Section 16: Every decree for a dissolution of marriage made by a High Court not being a confirmation of a decree of a District Court, shall, in the first instance, be a decree nisi, not to be made absolute till after the expiration of such time, not less than six months from the pronouncing thereof as the High court, by general or special order from time to time directs.
During that period any person shall be at liberty, in such manner as the High Court by general or special order from time to time directs, to show cause why the said decree should not be made absolute by reason of the same having been obtained by collusion or by reason of material facts not being brought before the Court.

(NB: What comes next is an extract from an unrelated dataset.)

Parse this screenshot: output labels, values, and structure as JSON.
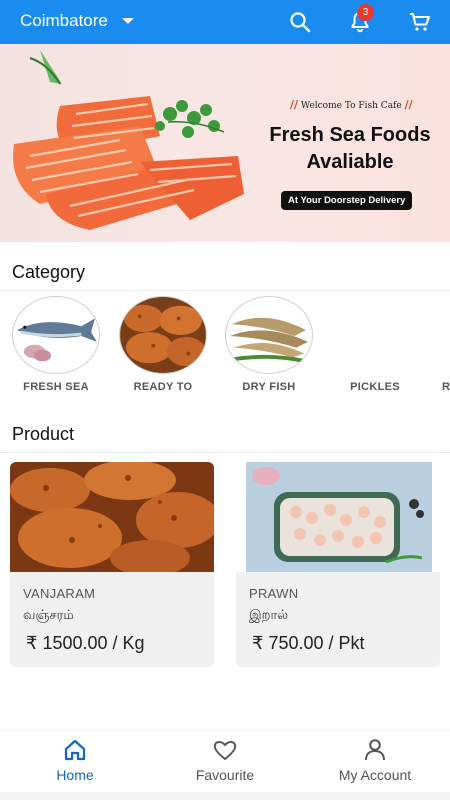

On cause being so shown, the court shall deal with the case by making the decree absolute, or by reversing the decree nisi, or by requiring further inquiry, or otherwise as justice may demand.
The High Court may order the costs of counsel and witnesses and otherwise arising from such cause being shown to be paid by the parties or such one or more of them as it thinks fit, including a wife if she have separate property.
Whenever a decree nisi has been made, and the petitioner fails, within a reasonable time, to move to have such decree made absolute, the High Court may dismiss the suit.
Sub-section to Section 16 only enables a third party to the proceeding to challenge the decree nisi on the ground of collusion. In the case reported in Williams v. Williams A.I.R. 1936 Rang. 499 Justice Leach as he then was had an occasion to interpret the phrase 'any person' appearing in the Section in the following way:
The words 'any person' in Section 16 do not apply to the parties to proceedings, and consequently a respondent has no right to show cause against the decree nisi being made absolute. Only officer appointed under Section 17-A exercising jurisdiction exercisable by King's Proctor in England, or the third persons are entitled to intervene or show cause against the decree nisi being made absolute and even though allegations of misconduct subsequent to the granting of the decree nisi have been made by the respondent on his or her own responsibility the officer cannot leave the matter, in the hands of the respondent.
I am in entire agreement with the learned Judge in the interpretation of the phrase 'any person'. Under the circumstances, no notice is necessary to make a decree nisi absolute. Accordingly six months time had passed since the decree nisi had been passed. The decree nisi for divorce is made absolute.